Excerpts from an interface dataset

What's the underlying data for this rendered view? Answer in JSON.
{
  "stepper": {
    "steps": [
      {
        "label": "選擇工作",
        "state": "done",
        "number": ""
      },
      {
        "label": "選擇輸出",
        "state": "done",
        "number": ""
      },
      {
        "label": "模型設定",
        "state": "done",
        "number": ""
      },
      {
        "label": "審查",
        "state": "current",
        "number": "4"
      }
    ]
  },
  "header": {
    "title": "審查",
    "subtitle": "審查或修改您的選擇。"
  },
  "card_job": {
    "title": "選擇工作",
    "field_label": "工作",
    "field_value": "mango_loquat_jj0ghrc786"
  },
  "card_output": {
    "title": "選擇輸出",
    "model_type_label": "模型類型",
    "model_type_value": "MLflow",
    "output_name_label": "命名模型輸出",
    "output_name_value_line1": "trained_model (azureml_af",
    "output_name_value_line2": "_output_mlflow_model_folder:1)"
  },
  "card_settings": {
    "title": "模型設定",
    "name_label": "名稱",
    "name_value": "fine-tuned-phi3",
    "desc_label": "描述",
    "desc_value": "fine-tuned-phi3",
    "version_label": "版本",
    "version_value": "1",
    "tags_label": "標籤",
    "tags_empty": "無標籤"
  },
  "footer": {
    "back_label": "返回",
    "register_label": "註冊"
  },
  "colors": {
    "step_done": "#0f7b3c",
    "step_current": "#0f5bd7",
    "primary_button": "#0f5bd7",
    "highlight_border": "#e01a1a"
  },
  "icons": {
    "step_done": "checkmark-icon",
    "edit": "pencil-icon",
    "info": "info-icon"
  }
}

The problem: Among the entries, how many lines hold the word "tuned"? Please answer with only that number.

Expected answer: 2